WHAT YOU HAVE TO DO
Each line of the data below must be given again exactly as written.

SUPPLIED MATERIAL
------------------------------------------------------------

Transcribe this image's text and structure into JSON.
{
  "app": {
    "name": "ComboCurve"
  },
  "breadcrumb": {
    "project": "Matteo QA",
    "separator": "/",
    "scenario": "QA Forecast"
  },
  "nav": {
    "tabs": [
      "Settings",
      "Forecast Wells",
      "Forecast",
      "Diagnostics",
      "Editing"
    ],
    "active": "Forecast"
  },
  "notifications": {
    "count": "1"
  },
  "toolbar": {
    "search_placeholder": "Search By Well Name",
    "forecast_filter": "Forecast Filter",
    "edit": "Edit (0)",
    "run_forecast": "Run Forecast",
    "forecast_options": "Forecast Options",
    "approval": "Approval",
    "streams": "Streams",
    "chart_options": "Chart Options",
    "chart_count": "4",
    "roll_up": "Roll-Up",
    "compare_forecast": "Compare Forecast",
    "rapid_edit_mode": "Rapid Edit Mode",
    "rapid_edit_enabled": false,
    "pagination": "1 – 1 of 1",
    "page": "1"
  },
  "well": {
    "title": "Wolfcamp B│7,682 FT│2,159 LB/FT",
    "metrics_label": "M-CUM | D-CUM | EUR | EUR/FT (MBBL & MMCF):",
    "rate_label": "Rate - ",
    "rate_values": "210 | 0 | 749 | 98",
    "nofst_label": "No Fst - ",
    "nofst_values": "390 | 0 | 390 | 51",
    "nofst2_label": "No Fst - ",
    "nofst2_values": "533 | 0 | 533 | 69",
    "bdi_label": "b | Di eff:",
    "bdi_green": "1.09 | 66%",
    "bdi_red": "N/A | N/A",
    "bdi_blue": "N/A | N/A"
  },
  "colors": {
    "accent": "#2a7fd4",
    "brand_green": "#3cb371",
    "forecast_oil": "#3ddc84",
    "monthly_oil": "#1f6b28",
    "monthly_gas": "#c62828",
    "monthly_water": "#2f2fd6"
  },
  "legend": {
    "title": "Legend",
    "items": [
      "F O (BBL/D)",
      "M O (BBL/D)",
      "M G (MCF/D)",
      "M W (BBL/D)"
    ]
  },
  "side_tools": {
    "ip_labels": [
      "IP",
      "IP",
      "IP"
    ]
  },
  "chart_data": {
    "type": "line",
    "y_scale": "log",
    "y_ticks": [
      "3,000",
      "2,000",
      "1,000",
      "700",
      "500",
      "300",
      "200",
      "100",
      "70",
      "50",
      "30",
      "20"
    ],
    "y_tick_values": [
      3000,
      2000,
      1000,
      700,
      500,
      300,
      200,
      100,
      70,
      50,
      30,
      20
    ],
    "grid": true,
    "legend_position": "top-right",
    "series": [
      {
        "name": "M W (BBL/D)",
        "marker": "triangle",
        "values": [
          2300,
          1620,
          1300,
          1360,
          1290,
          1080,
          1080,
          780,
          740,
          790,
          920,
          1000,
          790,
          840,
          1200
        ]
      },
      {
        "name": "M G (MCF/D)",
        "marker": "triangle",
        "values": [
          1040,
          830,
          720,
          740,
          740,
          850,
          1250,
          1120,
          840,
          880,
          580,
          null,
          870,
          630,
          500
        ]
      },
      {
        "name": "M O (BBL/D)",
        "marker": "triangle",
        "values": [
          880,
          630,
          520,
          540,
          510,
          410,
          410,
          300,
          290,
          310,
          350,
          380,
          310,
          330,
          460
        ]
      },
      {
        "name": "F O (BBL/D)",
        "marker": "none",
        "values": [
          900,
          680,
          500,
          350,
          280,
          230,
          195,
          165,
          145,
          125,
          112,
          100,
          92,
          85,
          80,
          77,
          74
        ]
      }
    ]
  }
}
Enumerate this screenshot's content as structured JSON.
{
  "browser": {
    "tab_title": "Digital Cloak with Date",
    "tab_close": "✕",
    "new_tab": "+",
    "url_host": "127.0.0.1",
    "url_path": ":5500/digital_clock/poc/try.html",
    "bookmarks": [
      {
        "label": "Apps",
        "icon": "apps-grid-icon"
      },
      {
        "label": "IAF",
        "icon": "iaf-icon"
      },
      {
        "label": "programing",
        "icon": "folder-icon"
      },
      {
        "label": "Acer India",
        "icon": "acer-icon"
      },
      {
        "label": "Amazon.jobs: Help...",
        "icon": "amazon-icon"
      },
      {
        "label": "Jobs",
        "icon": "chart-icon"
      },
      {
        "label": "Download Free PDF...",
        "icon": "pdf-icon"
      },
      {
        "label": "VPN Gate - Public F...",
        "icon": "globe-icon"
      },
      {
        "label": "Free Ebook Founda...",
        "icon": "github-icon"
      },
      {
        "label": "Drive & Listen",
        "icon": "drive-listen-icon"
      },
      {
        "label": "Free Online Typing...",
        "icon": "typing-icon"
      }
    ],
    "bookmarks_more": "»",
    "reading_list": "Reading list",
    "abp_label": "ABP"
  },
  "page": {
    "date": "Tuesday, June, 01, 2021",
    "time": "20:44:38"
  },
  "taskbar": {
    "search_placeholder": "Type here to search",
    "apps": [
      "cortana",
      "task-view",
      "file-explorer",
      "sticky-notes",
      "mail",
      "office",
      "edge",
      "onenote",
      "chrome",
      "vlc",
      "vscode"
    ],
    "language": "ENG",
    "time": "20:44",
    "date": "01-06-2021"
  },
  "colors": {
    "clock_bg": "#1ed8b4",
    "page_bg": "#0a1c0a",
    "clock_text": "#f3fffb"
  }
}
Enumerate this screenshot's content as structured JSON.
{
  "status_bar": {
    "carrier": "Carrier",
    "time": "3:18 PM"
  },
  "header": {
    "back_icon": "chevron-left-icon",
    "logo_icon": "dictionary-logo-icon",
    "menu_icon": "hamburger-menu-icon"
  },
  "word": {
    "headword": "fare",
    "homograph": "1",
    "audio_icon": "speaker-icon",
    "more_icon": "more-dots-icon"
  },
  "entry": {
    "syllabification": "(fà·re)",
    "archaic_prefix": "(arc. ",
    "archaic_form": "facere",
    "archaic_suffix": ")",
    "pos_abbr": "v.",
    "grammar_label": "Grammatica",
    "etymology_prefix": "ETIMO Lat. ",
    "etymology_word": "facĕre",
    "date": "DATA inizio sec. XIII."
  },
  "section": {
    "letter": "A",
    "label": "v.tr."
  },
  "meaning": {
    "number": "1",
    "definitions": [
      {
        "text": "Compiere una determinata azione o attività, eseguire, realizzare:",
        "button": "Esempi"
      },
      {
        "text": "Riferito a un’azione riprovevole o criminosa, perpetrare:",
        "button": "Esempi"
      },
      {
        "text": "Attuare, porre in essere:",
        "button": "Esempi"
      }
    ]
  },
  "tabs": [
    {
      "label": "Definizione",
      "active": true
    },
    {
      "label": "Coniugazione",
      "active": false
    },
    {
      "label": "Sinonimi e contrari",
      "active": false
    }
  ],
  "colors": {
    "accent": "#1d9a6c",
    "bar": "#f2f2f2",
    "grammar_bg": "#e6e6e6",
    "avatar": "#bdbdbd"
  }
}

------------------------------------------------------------

WRITTEN SOLUTION
Transcribe this image's text and structure into JSON.
{
  "app": {
    "name": "ComboCurve"
  },
  "breadcrumb": {
    "project": "Matteo QA",
    "separator": "/",
    "scenario": "QA Forecast"
  },
  "nav": {
    "tabs": [
      "Settings",
      "Forecast Wells",
      "Forecast",
      "Diagnostics",
      "Editing"
    ],
    "active": "Forecast"
  },
  "notifications": {
    "count": "1"
  },
  "toolbar": {
    "search_placeholder": "Search By Well Name",
    "forecast_filter": "Forecast Filter",
    "edit": "Edit (0)",
    "run_forecast": "Run Forecast",
    "forecast_options": "Forecast Options",
    "approval": "Approval",
    "streams": "Streams",
    "chart_options": "Chart Options",
    "chart_count": "4",
    "roll_up": "Roll-Up",
    "compare_forecast": "Compare Forecast",
    "rapid_edit_mode": "Rapid Edit Mode",
    "rapid_edit_enabled": false,
    "pagination": "1 – 1 of 1",
    "page": "1"
  },
  "well": {
    "title": "Wolfcamp B│7,682 FT│2,159 LB/FT",
    "metrics_label": "M-CUM | D-CUM | EUR | EUR/FT (MBBL & MMCF):",
    "rate_label": "Rate - ",
    "rate_values": "210 | 0 | 749 | 98",
    "nofst_label": "No Fst - ",
    "nofst_values": "390 | 0 | 390 | 51",
    "nofst2_label": "No Fst - ",
    "nofst2_values": "533 | 0 | 533 | 69",
    "bdi_label": "b | Di eff:",
    "bdi_green": "1.09 | 66%",
    "bdi_red": "N/A | N/A",
    "bdi_blue": "N/A | N/A"
  },
  "colors": {
    "accent": "#2a7fd4",
    "brand_green": "#3cb371",
    "forecast_oil": "#3ddc84",
    "monthly_oil": "#1f6b28",
    "monthly_gas": "#c62828",
    "monthly_water": "#2f2fd6"
  },
  "legend": {
    "title": "Legend",
    "items": [
      "F O (BBL/D)",
      "M O (BBL/D)",
      "M G (MCF/D)",
      "M W (BBL/D)"
    ]
  },
  "side_tools": {
    "ip_labels": [
      "IP",
      "IP",
      "IP"
    ]
  },
  "chart_data": {
    "type": "line",
    "y_scale": "log",
    "y_ticks": [
      "3,000",
      "2,000",
      "1,000",
      "700",
      "500",
      "300",
      "200",
      "100",
      "70",
      "50",
      "30",
      "20"
    ],
    "y_tick_values": [
      3000,
      2000,
      1000,
      700,
      500,
      300,
      200,
      100,
      70,
      50,
      30,
      20
    ],
    "grid": true,
    "legend_position": "top-right",
    "series": [
      {
        "name": "M W (BBL/D)",
        "marker": "triangle",
        "values": [
          2300,
          1620,
          1300,
          1360,
          1290,
          1080,
          1080,
          780,
          740,
          790,
          920,
          1000,
          790,
          840,
          1200
        ]
      },
      {
        "name": "M G (MCF/D)",
        "marker": "triangle",
        "values": [
          1040,
          830,
          720,
          740,
          740,
          850,
          1250,
          1120,
          840,
          880,
          580,
          null,
          870,
          630,
          500
        ]
      },
      {
        "name": "M O (BBL/D)",
        "marker": "triangle",
        "values": [
          880,
          630,
          520,
          540,
          510,
          410,
          410,
          300,
          290,
          310,
          350,
          380,
          310,
          330,
          460
        ]
      },
      {
        "name": "F O (BBL/D)",
        "marker": "none",
        "values": [
          900,
          680,
          500,
          350,
          280,
          230,
          195,
          165,
          145,
          125,
          112,
          100,
          92,
          85,
          80,
          77,
          74
        ]
      }
    ]
  }
}
Enumerate this screenshot's content as structured JSON.
{
  "browser": {
    "tab_title": "Digital Cloak with Date",
    "tab_close": "✕",
    "new_tab": "+",
    "url_host": "127.0.0.1",
    "url_path": ":5500/digital_clock/poc/try.html",
    "bookmarks": [
      {
        "label": "Apps",
        "icon": "apps-grid-icon"
      },
      {
        "label": "IAF",
        "icon": "iaf-icon"
      },
      {
        "label": "programing",
        "icon": "folder-icon"
      },
      {
        "label": "Acer India",
        "icon": "acer-icon"
      },
      {
        "label": "Amazon.jobs: Help...",
        "icon": "amazon-icon"
      },
      {
        "label": "Jobs",
        "icon": "chart-icon"
      },
      {
        "label": "Download Free PDF...",
        "icon": "pdf-icon"
      },
      {
        "label": "VPN Gate - Public F...",
        "icon": "globe-icon"
      },
      {
        "label": "Free Ebook Founda...",
        "icon": "github-icon"
      },
      {
        "label": "Drive & Listen",
        "icon": "drive-listen-icon"
      },
      {
        "label": "Free Online Typing...",
        "icon": "typing-icon"
      }
    ],
    "bookmarks_more": "»",
    "reading_list": "Reading list",
    "abp_label": "ABP"
  },
  "page": {
    "date": "Tuesday, June, 01, 2021",
    "time": "20:44:38"
  },
  "taskbar": {
    "search_placeholder": "Type here to search",
    "apps": [
      "cortana",
      "task-view",
      "file-explorer",
      "sticky-notes",
      "mail",
      "office",
      "edge",
      "onenote",
      "chrome",
      "vlc",
      "vscode"
    ],
    "language": "ENG",
    "time": "20:44",
    "date": "01-06-2021"
  },
  "colors": {
    "clock_bg": "#1ed8b4",
    "page_bg": "#0a1c0a",
    "clock_text": "#f3fffb"
  }
}
Enumerate this screenshot's content as structured JSON.
{
  "status_bar": {
    "carrier": "Carrier",
    "time": "3:18 PM"
  },
  "header": {
    "back_icon": "chevron-left-icon",
    "logo_icon": "dictionary-logo-icon",
    "menu_icon": "hamburger-menu-icon"
  },
  "word": {
    "headword": "fare",
    "homograph": "1",
    "audio_icon": "speaker-icon",
    "more_icon": "more-dots-icon"
  },
  "entry": {
    "syllabification": "(fà·re)",
    "archaic_prefix": "(arc. ",
    "archaic_form": "facere",
    "archaic_suffix": ")",
    "pos_abbr": "v.",
    "grammar_label": "Grammatica",
    "etymology_prefix": "ETIMO Lat. ",
    "etymology_word": "facĕre",
    "date": "DATA inizio sec. XIII."
  },
  "section": {
    "letter": "A",
    "label": "v.tr."
  },
  "meaning": {
    "number": "1",
    "definitions": [
      {
        "text": "Compiere una determinata azione o attività, eseguire, realizzare:",
        "button": "Esempi"
      },
      {
        "text": "Riferito a un’azione riprovevole o criminosa, perpetrare:",
        "button": "Esempi"
      },
      {
        "text": "Attuare, porre in essere:",
        "button": "Esempi"
      }
    ]
  },
  "tabs": [
    {
      "label": "Definizione",
      "active": true
    },
    {
      "label": "Coniugazione",
      "active": false
    },
    {
      "label": "Sinonimi e contrari",
      "active": false
    }
  ],
  "colors": {
    "accent": "#1d9a6c",
    "bar": "#f2f2f2",
    "grammar_bg": "#e6e6e6",
    "avatar": "#bdbdbd"
  }
}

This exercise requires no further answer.